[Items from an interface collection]
▼
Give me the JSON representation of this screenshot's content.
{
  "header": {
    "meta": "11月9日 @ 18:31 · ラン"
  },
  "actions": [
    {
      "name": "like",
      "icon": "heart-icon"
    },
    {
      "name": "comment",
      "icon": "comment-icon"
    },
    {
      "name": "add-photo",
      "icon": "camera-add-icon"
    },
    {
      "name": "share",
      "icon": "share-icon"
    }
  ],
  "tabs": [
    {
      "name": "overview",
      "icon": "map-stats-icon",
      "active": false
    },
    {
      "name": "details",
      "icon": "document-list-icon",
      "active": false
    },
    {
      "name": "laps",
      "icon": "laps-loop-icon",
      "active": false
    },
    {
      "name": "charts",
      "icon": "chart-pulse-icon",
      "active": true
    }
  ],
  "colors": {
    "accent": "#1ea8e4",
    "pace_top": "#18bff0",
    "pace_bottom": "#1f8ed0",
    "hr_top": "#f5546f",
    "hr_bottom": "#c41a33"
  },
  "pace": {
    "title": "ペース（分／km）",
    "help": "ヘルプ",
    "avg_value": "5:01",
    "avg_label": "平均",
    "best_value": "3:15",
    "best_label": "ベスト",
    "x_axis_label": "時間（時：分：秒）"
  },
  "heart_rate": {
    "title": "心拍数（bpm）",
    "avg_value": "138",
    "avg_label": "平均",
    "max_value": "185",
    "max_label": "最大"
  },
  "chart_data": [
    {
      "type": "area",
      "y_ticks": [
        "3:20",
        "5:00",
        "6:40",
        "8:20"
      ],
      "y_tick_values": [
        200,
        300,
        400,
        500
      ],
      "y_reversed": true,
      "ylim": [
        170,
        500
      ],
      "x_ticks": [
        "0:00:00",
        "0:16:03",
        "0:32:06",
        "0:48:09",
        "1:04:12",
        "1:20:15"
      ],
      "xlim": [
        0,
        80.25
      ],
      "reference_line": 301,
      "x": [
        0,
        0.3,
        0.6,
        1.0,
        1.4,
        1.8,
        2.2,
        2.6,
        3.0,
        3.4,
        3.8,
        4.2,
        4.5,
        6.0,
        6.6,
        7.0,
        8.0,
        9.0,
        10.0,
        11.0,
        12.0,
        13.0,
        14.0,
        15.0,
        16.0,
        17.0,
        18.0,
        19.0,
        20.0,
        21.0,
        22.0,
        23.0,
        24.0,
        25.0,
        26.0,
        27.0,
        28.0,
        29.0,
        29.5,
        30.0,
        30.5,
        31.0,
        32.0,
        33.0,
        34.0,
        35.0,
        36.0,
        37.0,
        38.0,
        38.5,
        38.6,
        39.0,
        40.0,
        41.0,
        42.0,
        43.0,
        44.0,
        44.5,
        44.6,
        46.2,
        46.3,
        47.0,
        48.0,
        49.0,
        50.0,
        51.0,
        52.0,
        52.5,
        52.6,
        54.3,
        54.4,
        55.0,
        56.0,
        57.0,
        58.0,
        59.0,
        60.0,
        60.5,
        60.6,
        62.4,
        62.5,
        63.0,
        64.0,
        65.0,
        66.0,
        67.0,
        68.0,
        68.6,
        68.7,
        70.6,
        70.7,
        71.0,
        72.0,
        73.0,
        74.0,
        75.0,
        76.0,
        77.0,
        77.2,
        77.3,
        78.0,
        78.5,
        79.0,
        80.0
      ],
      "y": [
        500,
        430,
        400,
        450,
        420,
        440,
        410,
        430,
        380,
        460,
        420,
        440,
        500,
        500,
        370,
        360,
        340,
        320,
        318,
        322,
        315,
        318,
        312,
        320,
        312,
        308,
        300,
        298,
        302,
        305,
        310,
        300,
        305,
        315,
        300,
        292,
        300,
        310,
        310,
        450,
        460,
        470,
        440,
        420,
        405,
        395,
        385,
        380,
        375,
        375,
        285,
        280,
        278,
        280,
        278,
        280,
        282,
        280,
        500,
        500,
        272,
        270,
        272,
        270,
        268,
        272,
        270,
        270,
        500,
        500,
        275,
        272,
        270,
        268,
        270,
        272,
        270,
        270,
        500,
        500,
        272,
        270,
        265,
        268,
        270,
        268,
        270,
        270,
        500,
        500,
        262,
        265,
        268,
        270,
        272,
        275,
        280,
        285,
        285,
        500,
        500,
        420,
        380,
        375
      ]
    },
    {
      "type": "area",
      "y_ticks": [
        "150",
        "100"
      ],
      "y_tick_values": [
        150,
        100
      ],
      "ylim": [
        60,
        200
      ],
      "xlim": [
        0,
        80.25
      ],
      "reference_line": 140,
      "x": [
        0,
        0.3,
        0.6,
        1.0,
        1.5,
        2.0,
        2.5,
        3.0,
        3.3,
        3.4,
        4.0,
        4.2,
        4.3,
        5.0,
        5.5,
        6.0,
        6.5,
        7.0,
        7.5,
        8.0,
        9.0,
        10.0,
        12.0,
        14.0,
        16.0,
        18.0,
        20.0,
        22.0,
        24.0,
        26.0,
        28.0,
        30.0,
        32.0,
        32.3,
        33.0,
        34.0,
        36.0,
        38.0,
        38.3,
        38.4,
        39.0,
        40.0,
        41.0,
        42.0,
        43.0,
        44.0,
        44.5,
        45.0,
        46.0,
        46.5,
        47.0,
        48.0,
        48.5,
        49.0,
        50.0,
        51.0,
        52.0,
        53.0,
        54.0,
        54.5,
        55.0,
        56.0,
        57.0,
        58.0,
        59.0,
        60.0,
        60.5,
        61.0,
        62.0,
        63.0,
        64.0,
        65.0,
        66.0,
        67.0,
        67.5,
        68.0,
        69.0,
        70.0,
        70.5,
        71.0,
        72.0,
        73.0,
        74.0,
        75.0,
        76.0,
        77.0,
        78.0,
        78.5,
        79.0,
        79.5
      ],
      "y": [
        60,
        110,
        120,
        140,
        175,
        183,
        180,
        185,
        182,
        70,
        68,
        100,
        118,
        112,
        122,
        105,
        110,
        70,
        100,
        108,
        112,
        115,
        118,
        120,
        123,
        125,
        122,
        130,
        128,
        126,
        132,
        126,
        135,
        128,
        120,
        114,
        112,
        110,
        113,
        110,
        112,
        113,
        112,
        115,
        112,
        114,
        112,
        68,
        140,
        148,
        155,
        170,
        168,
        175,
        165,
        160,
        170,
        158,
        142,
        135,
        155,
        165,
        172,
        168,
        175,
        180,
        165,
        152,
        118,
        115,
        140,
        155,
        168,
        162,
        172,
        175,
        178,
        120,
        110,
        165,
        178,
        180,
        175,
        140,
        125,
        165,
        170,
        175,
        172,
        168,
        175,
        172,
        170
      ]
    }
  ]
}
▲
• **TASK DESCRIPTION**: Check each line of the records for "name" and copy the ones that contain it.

• **EXERCISE RESULT**:
      "name": "like",
      "name": "comment",
      "name": "add-photo",
      "name": "share",
      "name": "overview",
      "name": "details",
      "name": "laps",
      "name": "charts",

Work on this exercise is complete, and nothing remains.